**DATASET RECORDS:**
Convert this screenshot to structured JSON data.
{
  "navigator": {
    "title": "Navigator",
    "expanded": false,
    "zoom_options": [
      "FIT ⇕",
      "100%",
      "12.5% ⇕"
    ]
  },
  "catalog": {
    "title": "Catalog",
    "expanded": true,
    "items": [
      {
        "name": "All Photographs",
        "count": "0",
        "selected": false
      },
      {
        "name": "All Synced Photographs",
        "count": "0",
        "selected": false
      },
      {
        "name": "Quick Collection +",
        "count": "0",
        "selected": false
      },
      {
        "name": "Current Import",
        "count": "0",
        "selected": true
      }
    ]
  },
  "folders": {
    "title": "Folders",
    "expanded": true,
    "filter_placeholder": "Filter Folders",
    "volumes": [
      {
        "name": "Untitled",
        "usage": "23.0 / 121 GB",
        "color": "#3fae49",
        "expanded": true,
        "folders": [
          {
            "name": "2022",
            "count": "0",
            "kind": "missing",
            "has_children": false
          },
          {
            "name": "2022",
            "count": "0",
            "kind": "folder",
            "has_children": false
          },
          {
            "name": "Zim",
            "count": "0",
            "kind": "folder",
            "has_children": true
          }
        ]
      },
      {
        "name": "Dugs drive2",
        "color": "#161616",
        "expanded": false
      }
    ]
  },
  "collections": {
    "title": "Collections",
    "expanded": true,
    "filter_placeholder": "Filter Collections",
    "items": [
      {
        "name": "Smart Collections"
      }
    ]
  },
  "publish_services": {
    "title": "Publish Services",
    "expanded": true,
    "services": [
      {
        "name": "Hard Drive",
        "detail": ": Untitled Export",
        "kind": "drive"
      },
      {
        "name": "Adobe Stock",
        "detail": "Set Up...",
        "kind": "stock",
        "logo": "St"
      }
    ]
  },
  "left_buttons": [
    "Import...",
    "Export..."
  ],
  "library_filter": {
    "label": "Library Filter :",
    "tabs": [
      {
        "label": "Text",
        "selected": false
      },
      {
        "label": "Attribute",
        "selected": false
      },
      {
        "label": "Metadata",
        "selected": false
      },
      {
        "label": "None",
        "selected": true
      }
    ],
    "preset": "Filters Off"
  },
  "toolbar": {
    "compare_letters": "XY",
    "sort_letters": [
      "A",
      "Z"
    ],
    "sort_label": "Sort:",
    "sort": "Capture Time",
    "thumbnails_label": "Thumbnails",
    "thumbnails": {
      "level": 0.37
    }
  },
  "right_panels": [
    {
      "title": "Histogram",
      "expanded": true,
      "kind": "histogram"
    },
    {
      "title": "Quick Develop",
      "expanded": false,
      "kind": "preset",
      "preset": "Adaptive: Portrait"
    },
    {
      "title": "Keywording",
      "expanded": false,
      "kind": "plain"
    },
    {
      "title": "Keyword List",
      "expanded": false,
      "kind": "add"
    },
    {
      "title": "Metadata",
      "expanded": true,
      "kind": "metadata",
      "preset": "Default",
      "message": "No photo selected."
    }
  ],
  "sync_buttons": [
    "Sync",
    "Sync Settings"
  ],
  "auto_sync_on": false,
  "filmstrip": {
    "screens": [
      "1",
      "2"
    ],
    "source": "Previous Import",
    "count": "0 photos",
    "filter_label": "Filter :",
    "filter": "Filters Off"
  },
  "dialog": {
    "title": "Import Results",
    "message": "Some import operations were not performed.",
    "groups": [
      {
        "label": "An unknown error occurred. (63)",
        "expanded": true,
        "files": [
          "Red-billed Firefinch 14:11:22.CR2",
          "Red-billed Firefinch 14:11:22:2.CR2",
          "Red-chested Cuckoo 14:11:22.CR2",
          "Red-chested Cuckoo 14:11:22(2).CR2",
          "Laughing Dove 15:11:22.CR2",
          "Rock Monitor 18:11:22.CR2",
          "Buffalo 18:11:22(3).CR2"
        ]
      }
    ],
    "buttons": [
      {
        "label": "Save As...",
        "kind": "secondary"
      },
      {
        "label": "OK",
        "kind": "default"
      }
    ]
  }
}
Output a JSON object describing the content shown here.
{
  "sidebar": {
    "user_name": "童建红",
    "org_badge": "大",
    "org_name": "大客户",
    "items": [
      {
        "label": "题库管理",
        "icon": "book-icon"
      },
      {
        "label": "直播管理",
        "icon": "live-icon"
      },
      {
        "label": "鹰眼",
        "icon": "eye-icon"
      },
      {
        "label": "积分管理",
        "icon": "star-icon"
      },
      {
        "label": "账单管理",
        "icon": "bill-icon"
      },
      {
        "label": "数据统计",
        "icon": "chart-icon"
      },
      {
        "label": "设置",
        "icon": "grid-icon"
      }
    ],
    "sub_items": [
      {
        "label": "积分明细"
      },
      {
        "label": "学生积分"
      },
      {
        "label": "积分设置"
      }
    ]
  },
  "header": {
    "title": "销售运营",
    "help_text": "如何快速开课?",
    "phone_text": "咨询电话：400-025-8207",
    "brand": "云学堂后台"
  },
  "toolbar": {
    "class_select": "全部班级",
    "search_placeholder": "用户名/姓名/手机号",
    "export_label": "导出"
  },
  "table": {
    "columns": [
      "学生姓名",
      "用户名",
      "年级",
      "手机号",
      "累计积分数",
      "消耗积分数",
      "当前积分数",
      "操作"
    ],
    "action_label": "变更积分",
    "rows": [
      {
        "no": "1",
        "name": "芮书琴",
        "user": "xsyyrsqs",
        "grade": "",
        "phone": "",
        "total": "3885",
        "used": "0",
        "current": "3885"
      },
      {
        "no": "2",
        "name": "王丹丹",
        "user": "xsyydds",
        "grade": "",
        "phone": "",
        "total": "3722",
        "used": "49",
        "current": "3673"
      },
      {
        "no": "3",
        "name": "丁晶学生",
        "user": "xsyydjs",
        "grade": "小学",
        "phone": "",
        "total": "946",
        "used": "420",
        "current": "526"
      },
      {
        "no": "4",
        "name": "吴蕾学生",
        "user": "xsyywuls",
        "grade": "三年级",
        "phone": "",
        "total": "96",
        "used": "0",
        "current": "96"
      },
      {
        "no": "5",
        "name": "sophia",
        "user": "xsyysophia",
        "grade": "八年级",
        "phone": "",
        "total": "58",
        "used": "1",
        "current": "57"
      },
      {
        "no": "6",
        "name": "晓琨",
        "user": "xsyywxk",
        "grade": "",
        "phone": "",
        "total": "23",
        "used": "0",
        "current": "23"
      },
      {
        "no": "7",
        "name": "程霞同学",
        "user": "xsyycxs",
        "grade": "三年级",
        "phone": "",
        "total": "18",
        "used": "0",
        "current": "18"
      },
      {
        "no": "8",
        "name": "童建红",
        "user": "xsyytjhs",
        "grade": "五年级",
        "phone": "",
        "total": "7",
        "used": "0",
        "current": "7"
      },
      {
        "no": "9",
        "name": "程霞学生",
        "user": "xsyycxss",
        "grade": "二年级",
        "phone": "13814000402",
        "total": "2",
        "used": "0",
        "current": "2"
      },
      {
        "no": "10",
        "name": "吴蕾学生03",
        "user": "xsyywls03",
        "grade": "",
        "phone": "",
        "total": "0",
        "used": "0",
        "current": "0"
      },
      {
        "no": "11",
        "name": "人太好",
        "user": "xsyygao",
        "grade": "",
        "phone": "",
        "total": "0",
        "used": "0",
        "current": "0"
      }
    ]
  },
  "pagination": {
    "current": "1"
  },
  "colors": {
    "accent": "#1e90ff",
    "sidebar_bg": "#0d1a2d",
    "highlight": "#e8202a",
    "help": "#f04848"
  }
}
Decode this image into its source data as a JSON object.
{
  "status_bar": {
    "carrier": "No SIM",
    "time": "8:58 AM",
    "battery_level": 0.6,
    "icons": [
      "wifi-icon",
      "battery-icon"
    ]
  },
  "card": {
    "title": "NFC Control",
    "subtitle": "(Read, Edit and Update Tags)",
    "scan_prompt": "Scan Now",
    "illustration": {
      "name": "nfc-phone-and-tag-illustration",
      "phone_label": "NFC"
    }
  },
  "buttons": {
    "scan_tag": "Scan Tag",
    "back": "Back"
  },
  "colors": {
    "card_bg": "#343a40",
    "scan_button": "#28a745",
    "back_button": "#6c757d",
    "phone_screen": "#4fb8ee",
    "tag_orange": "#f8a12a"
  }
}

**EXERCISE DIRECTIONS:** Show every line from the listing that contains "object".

**REPLY TO THE TASK:**
Output a JSON object describing the content shown here.
Decode this image into its source data as a JSON object.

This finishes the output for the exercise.